**Task to complete**
What is needed is a copy of each line in the listing below that contains "Free".
**********
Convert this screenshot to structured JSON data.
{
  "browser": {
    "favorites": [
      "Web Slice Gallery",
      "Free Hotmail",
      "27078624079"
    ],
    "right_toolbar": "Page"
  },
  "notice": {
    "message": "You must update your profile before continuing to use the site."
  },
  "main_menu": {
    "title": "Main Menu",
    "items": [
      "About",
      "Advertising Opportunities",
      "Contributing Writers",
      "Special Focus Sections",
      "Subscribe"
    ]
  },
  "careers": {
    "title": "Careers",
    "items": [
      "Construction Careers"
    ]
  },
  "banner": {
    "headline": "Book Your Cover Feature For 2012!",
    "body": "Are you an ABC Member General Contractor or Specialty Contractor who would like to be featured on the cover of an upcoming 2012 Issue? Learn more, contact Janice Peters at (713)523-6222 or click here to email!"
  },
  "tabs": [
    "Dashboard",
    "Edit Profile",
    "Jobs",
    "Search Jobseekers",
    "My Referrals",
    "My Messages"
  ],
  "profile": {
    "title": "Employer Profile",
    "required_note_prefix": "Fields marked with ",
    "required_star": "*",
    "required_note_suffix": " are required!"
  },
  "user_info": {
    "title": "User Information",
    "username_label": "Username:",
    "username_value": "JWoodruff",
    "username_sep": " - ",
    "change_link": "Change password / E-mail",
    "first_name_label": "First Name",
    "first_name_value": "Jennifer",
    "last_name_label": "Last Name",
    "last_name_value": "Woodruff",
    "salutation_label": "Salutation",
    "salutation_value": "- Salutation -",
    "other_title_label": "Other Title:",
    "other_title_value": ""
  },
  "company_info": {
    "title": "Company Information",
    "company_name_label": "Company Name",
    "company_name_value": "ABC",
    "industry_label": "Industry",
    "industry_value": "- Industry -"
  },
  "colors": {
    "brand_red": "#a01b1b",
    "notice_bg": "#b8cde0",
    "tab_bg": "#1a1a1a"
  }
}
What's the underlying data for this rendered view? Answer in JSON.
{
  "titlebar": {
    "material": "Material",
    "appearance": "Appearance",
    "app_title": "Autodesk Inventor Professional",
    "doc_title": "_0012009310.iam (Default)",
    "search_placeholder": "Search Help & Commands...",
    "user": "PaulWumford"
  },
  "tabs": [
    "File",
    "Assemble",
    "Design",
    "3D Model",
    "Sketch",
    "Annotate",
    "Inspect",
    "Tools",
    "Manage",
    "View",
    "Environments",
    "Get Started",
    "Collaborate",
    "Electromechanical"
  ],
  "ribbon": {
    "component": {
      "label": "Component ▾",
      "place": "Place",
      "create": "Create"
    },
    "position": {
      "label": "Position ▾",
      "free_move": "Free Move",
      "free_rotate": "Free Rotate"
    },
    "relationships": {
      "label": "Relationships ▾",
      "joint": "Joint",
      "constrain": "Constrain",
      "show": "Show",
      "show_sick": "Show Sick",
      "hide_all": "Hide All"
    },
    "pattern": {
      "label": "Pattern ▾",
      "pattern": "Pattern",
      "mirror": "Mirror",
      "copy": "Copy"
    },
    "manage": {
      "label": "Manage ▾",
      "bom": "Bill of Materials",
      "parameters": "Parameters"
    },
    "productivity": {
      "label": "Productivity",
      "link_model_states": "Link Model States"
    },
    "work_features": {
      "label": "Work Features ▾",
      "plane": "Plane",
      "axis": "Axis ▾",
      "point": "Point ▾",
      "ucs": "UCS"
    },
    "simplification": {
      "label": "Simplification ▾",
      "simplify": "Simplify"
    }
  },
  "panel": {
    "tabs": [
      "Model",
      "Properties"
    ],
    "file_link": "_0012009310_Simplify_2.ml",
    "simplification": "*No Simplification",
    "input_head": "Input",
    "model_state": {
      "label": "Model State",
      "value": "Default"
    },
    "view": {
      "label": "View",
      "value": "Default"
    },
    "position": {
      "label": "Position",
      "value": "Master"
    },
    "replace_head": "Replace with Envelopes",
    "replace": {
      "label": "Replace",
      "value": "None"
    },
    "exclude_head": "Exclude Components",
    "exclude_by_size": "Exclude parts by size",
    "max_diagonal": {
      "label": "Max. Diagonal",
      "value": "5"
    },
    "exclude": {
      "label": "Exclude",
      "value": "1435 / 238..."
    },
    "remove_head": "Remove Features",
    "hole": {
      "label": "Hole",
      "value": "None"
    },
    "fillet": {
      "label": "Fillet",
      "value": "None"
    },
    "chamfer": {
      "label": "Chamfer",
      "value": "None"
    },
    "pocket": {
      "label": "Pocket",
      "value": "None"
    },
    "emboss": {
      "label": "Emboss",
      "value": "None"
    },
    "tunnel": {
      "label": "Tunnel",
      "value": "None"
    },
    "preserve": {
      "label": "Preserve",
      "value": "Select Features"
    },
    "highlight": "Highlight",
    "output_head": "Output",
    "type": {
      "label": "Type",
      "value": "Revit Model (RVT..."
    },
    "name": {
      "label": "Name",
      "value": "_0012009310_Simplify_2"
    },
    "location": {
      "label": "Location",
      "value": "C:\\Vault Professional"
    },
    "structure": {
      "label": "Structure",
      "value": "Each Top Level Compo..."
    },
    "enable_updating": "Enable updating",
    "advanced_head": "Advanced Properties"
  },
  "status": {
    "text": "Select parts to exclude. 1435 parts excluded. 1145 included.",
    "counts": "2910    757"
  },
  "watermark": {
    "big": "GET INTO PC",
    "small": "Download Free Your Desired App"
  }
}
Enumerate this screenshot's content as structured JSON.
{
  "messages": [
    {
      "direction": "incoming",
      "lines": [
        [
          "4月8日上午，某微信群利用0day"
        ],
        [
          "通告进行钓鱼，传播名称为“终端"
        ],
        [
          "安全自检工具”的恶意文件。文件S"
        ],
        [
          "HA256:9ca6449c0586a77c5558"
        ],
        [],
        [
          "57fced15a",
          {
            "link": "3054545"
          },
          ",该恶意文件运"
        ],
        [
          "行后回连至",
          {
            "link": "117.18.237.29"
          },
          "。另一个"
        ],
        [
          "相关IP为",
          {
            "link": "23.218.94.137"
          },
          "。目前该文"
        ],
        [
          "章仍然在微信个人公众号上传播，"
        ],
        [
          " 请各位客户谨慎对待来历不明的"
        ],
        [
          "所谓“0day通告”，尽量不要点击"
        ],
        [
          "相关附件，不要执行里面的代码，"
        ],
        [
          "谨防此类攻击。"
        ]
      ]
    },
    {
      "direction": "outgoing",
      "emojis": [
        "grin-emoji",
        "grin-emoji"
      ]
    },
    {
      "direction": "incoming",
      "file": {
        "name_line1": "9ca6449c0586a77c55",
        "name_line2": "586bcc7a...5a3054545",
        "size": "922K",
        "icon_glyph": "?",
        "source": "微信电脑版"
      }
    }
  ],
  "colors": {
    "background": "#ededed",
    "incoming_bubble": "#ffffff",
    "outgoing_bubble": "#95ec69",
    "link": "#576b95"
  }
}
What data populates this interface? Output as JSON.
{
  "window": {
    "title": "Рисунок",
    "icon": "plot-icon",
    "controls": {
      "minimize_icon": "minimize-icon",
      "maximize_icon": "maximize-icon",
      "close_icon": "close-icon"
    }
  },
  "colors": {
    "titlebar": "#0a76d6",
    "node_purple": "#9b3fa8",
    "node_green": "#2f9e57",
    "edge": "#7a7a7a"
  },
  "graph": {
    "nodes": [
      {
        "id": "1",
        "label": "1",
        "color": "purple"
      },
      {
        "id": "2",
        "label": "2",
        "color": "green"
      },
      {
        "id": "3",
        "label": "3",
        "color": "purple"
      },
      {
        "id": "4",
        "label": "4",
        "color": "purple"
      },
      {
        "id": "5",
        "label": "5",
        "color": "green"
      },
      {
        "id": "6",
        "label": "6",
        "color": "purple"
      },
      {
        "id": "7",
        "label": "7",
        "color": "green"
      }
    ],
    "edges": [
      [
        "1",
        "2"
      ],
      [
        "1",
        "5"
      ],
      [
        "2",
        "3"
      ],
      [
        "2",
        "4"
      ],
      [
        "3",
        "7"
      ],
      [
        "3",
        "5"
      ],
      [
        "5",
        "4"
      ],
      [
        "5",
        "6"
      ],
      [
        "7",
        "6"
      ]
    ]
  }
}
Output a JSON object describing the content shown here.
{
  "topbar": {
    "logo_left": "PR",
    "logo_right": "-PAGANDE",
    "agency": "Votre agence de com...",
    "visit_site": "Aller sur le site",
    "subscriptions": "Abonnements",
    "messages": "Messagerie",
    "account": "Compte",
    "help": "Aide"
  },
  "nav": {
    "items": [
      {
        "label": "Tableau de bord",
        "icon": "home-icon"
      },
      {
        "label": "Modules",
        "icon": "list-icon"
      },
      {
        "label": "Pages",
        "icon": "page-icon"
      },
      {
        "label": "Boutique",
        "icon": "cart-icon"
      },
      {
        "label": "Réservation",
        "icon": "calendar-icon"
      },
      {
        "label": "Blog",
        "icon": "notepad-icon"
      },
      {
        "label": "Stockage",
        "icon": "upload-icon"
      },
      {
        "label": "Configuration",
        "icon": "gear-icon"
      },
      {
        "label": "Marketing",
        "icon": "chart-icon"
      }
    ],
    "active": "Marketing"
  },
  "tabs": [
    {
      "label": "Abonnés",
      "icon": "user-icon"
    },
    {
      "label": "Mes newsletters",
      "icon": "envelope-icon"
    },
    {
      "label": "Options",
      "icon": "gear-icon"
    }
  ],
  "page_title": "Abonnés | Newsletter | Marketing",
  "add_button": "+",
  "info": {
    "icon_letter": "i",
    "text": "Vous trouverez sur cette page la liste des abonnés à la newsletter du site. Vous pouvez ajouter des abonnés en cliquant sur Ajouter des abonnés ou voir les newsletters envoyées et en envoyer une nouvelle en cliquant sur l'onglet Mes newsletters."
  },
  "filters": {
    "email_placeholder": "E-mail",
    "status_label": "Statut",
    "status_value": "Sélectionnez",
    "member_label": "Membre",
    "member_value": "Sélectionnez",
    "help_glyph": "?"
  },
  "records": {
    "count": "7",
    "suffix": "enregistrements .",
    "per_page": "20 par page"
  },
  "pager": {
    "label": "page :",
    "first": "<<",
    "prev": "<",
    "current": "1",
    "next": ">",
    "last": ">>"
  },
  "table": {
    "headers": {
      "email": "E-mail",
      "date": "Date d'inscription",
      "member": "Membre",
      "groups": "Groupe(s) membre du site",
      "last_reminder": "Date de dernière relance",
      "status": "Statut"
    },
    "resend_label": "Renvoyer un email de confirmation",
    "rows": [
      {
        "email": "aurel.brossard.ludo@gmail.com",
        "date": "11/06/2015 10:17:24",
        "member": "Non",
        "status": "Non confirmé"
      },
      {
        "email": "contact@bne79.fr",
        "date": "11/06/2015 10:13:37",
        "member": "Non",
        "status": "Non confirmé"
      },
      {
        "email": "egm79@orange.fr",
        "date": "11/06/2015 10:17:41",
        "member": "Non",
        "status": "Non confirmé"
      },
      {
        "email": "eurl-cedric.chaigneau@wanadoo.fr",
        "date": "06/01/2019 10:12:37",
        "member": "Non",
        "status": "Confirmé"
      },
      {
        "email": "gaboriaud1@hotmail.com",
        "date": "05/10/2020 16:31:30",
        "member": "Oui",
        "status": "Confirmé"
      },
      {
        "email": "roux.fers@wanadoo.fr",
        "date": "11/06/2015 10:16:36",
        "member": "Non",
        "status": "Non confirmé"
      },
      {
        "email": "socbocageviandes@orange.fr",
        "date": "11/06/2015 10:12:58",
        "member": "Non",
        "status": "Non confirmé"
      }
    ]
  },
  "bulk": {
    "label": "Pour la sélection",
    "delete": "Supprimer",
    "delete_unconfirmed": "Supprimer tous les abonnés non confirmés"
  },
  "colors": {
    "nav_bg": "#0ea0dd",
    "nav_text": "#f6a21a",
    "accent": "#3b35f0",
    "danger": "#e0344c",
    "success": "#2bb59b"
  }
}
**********
**Answer to the exercise**
      "Free Hotmail",
      "free_move": "Free Move",
      "free_rotate": "Free Rotate"
    "small": "Download Free Your Desired App"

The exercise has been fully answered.